## REQUIRED WORK
Below are some records; return all of them exactly as they are.

App and web page records:

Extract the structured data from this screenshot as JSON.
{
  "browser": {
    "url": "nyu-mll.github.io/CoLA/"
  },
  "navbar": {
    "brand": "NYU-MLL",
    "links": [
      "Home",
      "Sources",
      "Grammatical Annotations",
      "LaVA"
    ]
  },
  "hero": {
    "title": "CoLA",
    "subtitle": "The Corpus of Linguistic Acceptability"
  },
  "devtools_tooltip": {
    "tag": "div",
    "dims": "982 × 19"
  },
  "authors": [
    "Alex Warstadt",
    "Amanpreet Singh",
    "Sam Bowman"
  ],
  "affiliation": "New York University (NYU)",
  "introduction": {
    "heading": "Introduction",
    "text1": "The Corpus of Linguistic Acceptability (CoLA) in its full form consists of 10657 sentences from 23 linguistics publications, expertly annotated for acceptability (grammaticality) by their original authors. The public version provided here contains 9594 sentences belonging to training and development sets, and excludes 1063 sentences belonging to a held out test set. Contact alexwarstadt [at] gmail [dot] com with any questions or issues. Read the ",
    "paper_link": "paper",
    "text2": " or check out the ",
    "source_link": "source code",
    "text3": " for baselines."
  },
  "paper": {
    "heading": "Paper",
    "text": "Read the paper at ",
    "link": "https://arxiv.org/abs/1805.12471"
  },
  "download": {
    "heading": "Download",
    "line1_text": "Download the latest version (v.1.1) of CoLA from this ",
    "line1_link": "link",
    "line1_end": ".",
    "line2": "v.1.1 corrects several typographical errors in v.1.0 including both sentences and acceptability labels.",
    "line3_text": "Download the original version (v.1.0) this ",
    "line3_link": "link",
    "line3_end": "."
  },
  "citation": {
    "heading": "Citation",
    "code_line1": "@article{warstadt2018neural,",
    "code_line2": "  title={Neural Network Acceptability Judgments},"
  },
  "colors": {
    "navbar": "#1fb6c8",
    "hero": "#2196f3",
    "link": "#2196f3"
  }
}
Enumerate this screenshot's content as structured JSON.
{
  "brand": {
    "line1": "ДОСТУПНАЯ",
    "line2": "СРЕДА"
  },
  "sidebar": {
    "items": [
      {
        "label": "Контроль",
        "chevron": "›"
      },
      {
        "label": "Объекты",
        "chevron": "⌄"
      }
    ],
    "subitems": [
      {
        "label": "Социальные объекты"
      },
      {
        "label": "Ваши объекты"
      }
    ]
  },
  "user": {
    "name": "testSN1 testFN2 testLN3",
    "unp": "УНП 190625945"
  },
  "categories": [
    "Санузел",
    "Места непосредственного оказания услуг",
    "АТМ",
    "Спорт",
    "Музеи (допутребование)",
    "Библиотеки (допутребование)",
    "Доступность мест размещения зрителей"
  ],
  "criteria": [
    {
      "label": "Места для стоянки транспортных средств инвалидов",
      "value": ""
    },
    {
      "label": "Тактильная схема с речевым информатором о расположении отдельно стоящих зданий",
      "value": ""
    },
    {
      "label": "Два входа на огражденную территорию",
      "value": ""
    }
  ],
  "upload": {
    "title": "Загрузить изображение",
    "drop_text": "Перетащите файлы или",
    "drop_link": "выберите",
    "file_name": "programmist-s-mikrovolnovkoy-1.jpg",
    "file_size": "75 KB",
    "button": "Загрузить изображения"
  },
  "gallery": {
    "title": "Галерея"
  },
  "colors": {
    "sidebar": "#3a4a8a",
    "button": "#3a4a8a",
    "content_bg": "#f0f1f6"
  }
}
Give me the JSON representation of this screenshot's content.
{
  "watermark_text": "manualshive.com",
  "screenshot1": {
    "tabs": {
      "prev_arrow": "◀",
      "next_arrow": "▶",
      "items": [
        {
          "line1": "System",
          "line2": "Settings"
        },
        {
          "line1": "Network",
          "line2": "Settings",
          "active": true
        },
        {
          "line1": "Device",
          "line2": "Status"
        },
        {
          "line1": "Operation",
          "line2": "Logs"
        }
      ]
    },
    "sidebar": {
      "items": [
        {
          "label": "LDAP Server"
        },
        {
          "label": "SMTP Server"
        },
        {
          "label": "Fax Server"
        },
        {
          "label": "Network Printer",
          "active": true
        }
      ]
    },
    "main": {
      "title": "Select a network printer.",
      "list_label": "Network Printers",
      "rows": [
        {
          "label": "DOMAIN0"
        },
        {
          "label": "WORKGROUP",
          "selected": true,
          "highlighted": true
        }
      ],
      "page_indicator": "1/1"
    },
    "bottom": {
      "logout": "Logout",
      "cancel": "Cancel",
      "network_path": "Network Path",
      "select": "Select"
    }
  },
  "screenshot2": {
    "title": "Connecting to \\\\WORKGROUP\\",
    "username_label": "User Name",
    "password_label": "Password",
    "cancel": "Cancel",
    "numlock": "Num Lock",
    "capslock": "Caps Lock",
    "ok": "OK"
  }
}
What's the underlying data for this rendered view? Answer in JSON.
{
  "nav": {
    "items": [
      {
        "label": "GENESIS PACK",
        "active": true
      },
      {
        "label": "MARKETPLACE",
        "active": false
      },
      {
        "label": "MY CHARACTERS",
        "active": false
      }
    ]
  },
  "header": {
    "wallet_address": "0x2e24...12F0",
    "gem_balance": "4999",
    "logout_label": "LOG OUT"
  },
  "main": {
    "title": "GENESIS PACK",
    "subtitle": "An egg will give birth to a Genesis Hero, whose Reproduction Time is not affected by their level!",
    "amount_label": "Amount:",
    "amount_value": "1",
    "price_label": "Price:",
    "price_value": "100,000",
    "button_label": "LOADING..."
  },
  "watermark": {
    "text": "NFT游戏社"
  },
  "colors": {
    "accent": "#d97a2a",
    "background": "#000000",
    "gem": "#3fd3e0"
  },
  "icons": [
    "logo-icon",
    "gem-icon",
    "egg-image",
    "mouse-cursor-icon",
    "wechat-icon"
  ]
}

## RESPONSE TO THE TASK
Extract the structured data from this screenshot as JSON.
{
  "browser": {
    "url": "nyu-mll.github.io/CoLA/"
  },
  "navbar": {
    "brand": "NYU-MLL",
    "links": [
      "Home",
      "Sources",
      "Grammatical Annotations",
      "LaVA"
    ]
  },
  "hero": {
    "title": "CoLA",
    "subtitle": "The Corpus of Linguistic Acceptability"
  },
  "devtools_tooltip": {
    "tag": "div",
    "dims": "982 × 19"
  },
  "authors": [
    "Alex Warstadt",
    "Amanpreet Singh",
    "Sam Bowman"
  ],
  "affiliation": "New York University (NYU)",
  "introduction": {
    "heading": "Introduction",
    "text1": "The Corpus of Linguistic Acceptability (CoLA) in its full form consists of 10657 sentences from 23 linguistics publications, expertly annotated for acceptability (grammaticality) by their original authors. The public version provided here contains 9594 sentences belonging to training and development sets, and excludes 1063 sentences belonging to a held out test set. Contact alexwarstadt [at] gmail [dot] com with any questions or issues. Read the ",
    "paper_link": "paper",
    "text2": " or check out the ",
    "source_link": "source code",
    "text3": " for baselines."
  },
  "paper": {
    "heading": "Paper",
    "text": "Read the paper at ",
    "link": "https://arxiv.org/abs/1805.12471"
  },
  "download": {
    "heading": "Download",
    "line1_text": "Download the latest version (v.1.1) of CoLA from this ",
    "line1_link": "link",
    "line1_end": ".",
    "line2": "v.1.1 corrects several typographical errors in v.1.0 including both sentences and acceptability labels.",
    "line3_text": "Download the original version (v.1.0) this ",
    "line3_link": "link",
    "line3_end": "."
  },
  "citation": {
    "heading": "Citation",
    "code_line1": "@article{warstadt2018neural,",
    "code_line2": "  title={Neural Network Acceptability Judgments},"
  },
  "colors": {
    "navbar": "#1fb6c8",
    "hero": "#2196f3",
    "link": "#2196f3"
  }
}
Enumerate this screenshot's content as structured JSON.
{
  "brand": {
    "line1": "ДОСТУПНАЯ",
    "line2": "СРЕДА"
  },
  "sidebar": {
    "items": [
      {
        "label": "Контроль",
        "chevron": "›"
      },
      {
        "label": "Объекты",
        "chevron": "⌄"
      }
    ],
    "subitems": [
      {
        "label": "Социальные объекты"
      },
      {
        "label": "Ваши объекты"
      }
    ]
  },
  "user": {
    "name": "testSN1 testFN2 testLN3",
    "unp": "УНП 190625945"
  },
  "categories": [
    "Санузел",
    "Места непосредственного оказания услуг",
    "АТМ",
    "Спорт",
    "Музеи (допутребование)",
    "Библиотеки (допутребование)",
    "Доступность мест размещения зрителей"
  ],
  "criteria": [
    {
      "label": "Места для стоянки транспортных средств инвалидов",
      "value": ""
    },
    {
      "label": "Тактильная схема с речевым информатором о расположении отдельно стоящих зданий",
      "value": ""
    },
    {
      "label": "Два входа на огражденную территорию",
      "value": ""
    }
  ],
  "upload": {
    "title": "Загрузить изображение",
    "drop_text": "Перетащите файлы или",
    "drop_link": "выберите",
    "file_name": "programmist-s-mikrovolnovkoy-1.jpg",
    "file_size": "75 KB",
    "button": "Загрузить изображения"
  },
  "gallery": {
    "title": "Галерея"
  },
  "colors": {
    "sidebar": "#3a4a8a",
    "button": "#3a4a8a",
    "content_bg": "#f0f1f6"
  }
}
Give me the JSON representation of this screenshot's content.
{
  "watermark_text": "manualshive.com",
  "screenshot1": {
    "tabs": {
      "prev_arrow": "◀",
      "next_arrow": "▶",
      "items": [
        {
          "line1": "System",
          "line2": "Settings"
        },
        {
          "line1": "Network",
          "line2": "Settings",
          "active": true
        },
        {
          "line1": "Device",
          "line2": "Status"
        },
        {
          "line1": "Operation",
          "line2": "Logs"
        }
      ]
    },
    "sidebar": {
      "items": [
        {
          "label": "LDAP Server"
        },
        {
          "label": "SMTP Server"
        },
        {
          "label": "Fax Server"
        },
        {
          "label": "Network Printer",
          "active": true
        }
      ]
    },
    "main": {
      "title": "Select a network printer.",
      "list_label": "Network Printers",
      "rows": [
        {
          "label": "DOMAIN0"
        },
        {
          "label": "WORKGROUP",
          "selected": true,
          "highlighted": true
        }
      ],
      "page_indicator": "1/1"
    },
    "bottom": {
      "logout": "Logout",
      "cancel": "Cancel",
      "network_path": "Network Path",
      "select": "Select"
    }
  },
  "screenshot2": {
    "title": "Connecting to \\\\WORKGROUP\\",
    "username_label": "User Name",
    "password_label": "Password",
    "cancel": "Cancel",
    "numlock": "Num Lock",
    "capslock": "Caps Lock",
    "ok": "OK"
  }
}
What's the underlying data for this rendered view? Answer in JSON.
{
  "nav": {
    "items": [
      {
        "label": "GENESIS PACK",
        "active": true
      },
      {
        "label": "MARKETPLACE",
        "active": false
      },
      {
        "label": "MY CHARACTERS",
        "active": false
      }
    ]
  },
  "header": {
    "wallet_address": "0x2e24...12F0",
    "gem_balance": "4999",
    "logout_label": "LOG OUT"
  },
  "main": {
    "title": "GENESIS PACK",
    "subtitle": "An egg will give birth to a Genesis Hero, whose Reproduction Time is not affected by their level!",
    "amount_label": "Amount:",
    "amount_value": "1",
    "price_label": "Price:",
    "price_value": "100,000",
    "button_label": "LOADING..."
  },
  "watermark": {
    "text": "NFT游戏社"
  },
  "colors": {
    "accent": "#d97a2a",
    "background": "#000000",
    "gem": "#3fd3e0"
  },
  "icons": [
    "logo-icon",
    "gem-icon",
    "egg-image",
    "mouse-cursor-icon",
    "wechat-icon"
  ]
}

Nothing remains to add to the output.